Kids have had whatever independence they enjoyed 40 years ago taken from them. Stolen. They’ve had their environment — home, school, the playground — made so safe, so risk-free you’d think they’re mentally defective or suicidal.
But over the same time period, incredibly, one very large group of Americans has gone completely in the opposite direction, experiencing a dramatic decline in its enjoyment of independence and self-determination. That group is children.
To help illustrate what kids have lost since the late 1970s, here is a partial list of things that the young of my generation did that kids can’t do anymore:
- Climb trees and other objects
- Take off on their bikes for hours, alone or with other kids
- Use adult implements and tools instead of dumbed-down versions like kid scissors, sippy cups, lunchboxes, dishes, furniture, etc.
- Spend time outdoors, hours of it, much of it alone or with other kids; even go camping without adults
- Cook, use regular or power tools, build things, play with fire, tinker with electrical appliances and gadgets, without adults standing over them
- Walk real distances and use public transit, go into stores, restaurants and other public places and buy things, eat or hang out, without adults monitoring, much less child-proofing the place or making a “teachable” moment of it
- Come home from school and decide what to do. No soccer practice, no music lessons, no supervised arts and crafts. This was unscheduled time, alone or with friends, which allowed children to actually do something that has been 100% usurped by adults: make decisions

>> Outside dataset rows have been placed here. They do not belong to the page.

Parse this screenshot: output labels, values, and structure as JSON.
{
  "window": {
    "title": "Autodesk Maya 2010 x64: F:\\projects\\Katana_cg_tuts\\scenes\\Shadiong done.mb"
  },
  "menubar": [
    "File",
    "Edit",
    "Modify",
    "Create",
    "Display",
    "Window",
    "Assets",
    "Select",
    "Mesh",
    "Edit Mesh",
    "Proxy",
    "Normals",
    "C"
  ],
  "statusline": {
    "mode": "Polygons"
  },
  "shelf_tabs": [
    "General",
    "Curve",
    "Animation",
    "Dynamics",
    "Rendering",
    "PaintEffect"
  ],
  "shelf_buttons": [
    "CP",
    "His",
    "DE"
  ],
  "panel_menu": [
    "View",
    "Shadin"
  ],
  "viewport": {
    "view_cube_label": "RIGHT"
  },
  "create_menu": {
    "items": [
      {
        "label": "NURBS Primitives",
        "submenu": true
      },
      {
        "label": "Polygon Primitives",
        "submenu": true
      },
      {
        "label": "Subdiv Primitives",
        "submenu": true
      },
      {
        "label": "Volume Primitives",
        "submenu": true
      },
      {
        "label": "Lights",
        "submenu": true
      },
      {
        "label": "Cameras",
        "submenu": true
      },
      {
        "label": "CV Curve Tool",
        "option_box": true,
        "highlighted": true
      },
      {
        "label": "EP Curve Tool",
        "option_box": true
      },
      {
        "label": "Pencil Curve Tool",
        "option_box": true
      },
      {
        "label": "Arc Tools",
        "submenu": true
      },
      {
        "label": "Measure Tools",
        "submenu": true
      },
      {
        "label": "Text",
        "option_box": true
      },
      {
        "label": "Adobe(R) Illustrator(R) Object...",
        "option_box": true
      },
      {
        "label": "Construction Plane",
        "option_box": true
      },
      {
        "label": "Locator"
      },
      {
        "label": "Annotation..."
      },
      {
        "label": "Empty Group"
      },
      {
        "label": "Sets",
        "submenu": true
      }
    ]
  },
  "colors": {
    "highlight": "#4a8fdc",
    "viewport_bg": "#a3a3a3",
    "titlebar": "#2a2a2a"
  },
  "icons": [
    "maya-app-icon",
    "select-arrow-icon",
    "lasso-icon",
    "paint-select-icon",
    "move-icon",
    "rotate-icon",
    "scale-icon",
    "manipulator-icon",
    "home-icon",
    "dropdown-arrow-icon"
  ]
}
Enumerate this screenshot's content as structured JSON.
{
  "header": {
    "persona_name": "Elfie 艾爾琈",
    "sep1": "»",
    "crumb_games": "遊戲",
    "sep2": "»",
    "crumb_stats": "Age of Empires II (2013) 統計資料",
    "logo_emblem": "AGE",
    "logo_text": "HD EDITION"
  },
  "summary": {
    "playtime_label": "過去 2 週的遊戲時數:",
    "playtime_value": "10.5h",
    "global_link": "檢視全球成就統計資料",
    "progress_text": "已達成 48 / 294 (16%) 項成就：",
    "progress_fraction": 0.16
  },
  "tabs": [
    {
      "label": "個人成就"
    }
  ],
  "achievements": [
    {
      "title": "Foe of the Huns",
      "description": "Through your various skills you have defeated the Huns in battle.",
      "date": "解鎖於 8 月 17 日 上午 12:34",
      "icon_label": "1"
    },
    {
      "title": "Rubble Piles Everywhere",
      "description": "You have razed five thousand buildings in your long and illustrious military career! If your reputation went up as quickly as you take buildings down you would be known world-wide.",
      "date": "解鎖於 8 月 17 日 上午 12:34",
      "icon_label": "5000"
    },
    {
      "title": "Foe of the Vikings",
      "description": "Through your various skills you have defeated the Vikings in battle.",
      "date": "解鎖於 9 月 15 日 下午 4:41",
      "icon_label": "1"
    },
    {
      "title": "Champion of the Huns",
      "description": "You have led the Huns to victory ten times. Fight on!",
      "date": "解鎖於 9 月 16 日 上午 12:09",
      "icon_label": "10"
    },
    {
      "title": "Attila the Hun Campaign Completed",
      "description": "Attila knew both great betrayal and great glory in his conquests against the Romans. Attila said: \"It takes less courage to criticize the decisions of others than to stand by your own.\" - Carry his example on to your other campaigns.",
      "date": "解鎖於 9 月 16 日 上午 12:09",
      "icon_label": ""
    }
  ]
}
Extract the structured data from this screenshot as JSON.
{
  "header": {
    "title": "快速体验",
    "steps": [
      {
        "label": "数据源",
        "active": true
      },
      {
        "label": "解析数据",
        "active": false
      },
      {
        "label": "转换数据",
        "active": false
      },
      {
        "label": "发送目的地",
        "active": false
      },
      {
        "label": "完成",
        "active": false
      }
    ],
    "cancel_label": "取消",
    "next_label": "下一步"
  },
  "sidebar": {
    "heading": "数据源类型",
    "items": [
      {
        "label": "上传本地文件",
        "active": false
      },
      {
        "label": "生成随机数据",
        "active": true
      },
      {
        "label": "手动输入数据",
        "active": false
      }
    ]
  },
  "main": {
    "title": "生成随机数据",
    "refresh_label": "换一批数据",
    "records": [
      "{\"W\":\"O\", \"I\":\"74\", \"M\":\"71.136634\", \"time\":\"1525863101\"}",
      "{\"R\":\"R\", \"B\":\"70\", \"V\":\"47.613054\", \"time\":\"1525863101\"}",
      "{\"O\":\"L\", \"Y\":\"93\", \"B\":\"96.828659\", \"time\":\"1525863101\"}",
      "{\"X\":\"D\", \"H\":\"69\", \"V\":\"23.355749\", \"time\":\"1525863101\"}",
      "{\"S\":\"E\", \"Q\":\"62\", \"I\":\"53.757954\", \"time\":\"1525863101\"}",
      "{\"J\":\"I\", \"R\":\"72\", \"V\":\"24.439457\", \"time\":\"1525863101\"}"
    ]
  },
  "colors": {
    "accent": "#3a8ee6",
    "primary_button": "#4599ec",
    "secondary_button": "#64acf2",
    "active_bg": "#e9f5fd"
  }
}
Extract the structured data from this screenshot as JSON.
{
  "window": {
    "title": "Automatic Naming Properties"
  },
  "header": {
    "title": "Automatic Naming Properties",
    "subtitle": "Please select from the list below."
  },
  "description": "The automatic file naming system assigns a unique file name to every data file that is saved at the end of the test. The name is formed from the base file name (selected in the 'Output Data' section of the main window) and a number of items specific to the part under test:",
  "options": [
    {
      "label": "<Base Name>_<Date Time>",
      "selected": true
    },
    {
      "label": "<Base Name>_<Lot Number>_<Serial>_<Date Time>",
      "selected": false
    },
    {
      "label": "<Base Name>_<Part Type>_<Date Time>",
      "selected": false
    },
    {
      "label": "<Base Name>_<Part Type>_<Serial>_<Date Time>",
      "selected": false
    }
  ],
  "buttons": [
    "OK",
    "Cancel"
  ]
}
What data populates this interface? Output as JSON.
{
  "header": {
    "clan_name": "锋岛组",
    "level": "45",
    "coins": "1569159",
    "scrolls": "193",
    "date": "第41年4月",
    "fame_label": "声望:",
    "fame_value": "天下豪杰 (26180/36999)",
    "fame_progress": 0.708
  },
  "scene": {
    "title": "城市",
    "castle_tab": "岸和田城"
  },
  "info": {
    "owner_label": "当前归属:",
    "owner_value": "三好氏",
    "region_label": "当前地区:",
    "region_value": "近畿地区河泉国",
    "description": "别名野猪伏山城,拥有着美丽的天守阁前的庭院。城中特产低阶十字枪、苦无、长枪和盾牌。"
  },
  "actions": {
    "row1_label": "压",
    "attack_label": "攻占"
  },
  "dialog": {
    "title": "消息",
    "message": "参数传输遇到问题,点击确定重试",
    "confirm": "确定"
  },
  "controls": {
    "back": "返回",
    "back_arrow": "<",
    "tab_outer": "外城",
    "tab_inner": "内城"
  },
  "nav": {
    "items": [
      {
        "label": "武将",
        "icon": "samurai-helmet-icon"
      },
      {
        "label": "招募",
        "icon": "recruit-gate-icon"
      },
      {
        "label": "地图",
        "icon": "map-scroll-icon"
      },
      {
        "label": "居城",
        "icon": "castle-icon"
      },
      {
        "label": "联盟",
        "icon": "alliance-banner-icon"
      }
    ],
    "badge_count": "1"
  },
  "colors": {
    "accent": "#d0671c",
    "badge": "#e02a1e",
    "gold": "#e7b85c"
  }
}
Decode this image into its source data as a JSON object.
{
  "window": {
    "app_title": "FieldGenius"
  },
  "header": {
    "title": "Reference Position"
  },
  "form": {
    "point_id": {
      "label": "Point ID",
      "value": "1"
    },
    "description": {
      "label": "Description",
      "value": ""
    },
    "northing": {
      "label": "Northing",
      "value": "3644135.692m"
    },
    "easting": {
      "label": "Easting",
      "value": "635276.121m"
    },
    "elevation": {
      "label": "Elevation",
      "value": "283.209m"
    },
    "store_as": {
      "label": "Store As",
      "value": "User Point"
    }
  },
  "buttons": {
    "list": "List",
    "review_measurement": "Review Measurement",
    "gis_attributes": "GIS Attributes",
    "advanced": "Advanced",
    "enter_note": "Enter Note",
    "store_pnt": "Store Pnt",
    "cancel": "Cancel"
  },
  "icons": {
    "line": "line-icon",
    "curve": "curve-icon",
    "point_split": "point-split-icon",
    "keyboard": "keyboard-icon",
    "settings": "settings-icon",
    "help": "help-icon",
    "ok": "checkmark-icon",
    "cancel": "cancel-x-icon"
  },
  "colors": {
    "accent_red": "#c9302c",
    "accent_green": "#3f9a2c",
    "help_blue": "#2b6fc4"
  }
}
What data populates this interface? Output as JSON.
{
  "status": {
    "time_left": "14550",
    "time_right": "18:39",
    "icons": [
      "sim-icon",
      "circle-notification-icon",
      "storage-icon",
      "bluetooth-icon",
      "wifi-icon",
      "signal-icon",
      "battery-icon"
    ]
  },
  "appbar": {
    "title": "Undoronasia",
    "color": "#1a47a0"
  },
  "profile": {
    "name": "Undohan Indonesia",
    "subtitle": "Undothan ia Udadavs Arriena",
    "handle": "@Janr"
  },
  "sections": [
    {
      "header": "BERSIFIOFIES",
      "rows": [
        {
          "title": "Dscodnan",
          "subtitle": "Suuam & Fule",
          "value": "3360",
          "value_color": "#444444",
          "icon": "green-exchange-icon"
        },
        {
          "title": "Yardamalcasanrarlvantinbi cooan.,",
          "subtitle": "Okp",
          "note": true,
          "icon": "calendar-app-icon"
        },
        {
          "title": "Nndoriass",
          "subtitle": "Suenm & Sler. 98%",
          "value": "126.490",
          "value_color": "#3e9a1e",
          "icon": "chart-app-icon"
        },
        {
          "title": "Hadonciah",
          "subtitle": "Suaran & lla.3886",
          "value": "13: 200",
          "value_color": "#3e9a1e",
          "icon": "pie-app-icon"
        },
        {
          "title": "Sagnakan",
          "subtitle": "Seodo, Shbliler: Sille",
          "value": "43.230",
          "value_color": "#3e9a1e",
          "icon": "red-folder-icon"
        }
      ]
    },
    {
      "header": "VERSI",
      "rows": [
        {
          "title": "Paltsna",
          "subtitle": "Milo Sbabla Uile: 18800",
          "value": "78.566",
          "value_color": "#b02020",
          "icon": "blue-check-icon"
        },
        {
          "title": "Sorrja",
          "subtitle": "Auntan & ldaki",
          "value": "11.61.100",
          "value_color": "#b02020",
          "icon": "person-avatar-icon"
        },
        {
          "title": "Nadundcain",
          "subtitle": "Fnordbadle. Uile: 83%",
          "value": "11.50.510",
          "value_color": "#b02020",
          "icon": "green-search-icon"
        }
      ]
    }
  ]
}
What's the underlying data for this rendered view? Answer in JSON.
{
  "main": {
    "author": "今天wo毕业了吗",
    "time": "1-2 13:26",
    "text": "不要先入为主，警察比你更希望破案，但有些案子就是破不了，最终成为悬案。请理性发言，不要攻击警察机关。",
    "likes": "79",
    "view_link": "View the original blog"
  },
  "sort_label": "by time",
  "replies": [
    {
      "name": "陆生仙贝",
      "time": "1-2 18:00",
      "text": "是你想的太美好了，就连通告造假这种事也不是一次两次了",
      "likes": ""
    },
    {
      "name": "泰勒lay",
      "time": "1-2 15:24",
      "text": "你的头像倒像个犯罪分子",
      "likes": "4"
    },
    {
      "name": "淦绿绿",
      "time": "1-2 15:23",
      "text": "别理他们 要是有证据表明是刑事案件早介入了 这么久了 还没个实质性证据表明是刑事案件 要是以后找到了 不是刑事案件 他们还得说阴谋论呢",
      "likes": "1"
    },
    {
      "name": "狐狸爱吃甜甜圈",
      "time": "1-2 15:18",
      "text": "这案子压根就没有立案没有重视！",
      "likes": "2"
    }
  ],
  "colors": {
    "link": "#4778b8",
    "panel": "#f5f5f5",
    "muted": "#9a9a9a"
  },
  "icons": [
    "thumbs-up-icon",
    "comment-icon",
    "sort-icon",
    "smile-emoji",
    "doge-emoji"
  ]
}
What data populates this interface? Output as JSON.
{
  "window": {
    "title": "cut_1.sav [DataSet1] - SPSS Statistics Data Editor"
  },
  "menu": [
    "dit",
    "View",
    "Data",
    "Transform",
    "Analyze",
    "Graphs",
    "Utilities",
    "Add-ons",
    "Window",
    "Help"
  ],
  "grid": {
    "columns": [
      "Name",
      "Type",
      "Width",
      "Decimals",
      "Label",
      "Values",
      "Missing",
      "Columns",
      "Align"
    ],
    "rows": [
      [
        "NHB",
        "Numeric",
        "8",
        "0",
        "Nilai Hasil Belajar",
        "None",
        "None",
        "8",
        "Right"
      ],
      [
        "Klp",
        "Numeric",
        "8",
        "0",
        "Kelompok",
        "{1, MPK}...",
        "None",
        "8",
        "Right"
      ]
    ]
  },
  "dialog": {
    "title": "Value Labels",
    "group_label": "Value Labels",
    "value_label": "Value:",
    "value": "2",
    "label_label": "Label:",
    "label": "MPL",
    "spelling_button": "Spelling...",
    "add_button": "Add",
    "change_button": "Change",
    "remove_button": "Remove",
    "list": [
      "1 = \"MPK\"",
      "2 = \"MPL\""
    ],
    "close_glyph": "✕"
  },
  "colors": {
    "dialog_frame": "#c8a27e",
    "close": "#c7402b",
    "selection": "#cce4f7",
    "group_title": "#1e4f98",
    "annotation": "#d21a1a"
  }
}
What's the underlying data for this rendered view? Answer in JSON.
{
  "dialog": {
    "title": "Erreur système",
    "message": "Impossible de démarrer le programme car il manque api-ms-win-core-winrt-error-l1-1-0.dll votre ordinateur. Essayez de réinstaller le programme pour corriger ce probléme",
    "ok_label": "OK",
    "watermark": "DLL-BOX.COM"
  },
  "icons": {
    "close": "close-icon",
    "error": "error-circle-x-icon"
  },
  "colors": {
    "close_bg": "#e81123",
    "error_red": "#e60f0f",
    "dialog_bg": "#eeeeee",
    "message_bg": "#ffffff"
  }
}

Kids have had whatever independence they enjoyed 40 years ago taken from them. Stolen. They’ve had their environment — home, school, the playground — made so safe, so risk-free you’d think they’re mentally defective or suicidal. They’re followed by a security detail everywhere they go. Every minute of their day is scheduled by adults who are “looking out for their future,” and literally none of that time permits them to be away from the watchful eyes of adults unless they’re sleeping. None. (Exceptions may be made starting in the teen years, but on a cellular leash.) They’re told what to do, how to do it, and when. (I’ve seen a dad tell his young daughter how to climb a set of easy steps: “Hands and feet!”) They’re expected to believe that a “family concert” with balloon animals is a fair replacement for hours spent exploring and learning about the world on their own terms, unmediated and unsupervised.
Read the rest here. Then go to Let Grow’s section on “Programs,” for ideas on how to change this. Also please join us by signing up for LetGrow emails on the right side of this blog. Eventually we will have enough Let Growers across America for everyone to find each other and send their kids outside! – L